- The Frio River is a secluded alternative to the usually packed New Braunfels scene.
Maybe it's because I'm not a native Texan, but from the first time I plopped my ass in a scalding hot, donut-hole tube and launched into the slow crawl of the river, I loathed the experience from the core of my being.
Sure, the cypress trees are utterly gorgeous. And the floating cooler with built-in speakers is one of the greatest feats of American ingenuity since the Wright brothers turned their bicycle shop into an airplane factory (by the way, a speaker-cooler is the only way to truly appreciate the collected works of Kid Rock).
But laying in a sluggish river, frying my nerd-pale skin and surrounded by a who's who of frat stars unofficially sponsored by Bud Light, the typical tubing trip is my vision of a floating waiting area from hell.
Other than the superfluous spelling, I've got the perfect anecdote for why tubing, at least in New Braunfels, blows. In 2012, before the city banned cans and disposable containers on the rivers, the municipal government held a public hearing.
At the civic circus, an anti-ban zealot had to be hauled away by the police, an effected business owner threw bandz of cash at the council a la 2 Chainz and some righteous lawyer promised to override the injustice in court.
I'm no teetotal prude, but if outdoor boozing/polluting gets a city psyched enough to make a municipal hearing sound like buffet lunch at a Tampa strip club — police presence, bandz, lawsuit allegations; check, check and check — something is rotten in the state of South Texas.
But not all is lost for anti-social haters determined to hit the water, particularly if it's their first time and they just want to try it out.
The first option is simply to visit the popular spots early, riding the Comal chute or the easy-going Guadalupe before the crowds — both rivers are once again can-friendly.
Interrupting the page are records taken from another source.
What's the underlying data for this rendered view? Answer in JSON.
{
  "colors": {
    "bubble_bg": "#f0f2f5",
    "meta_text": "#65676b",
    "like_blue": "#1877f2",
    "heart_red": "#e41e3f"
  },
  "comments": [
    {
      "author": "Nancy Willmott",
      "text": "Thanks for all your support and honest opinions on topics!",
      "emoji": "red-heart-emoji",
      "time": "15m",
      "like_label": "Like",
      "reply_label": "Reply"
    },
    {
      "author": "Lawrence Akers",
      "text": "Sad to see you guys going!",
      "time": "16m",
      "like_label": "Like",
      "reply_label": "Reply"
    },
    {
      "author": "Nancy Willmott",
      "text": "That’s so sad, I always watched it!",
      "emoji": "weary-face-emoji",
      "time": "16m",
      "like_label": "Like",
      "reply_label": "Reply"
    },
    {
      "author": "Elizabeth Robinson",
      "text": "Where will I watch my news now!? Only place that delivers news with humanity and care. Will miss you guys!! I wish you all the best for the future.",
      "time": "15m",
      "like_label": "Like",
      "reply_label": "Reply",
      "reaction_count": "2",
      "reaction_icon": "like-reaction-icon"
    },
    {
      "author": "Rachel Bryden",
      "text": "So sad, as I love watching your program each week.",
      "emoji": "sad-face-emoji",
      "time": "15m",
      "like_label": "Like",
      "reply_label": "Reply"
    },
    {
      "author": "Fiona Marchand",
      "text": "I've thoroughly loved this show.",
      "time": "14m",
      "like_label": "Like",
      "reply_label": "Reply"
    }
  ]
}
Rental spots in the area open as early as 9 a.m., so you can get in the river and out for lunch before the masses roll in.
The alternative is the Frio River in Concan, about 84 miles West of San Antonio. What you pay for in driving time you make up for in seclusion, with far less tubers out on the cold, spring-fed water. There are plenty of outfitters and rental spots, though if you're cruising for some boozing, buy in San Antonio. Alcohol-free counties surround the Frio River and you don't want to be left hanging dry.
With blue-green water, decidedly less humans and limestone bluffs for ogling and diving, the Frio is the prime tubing experience for the true tube hater.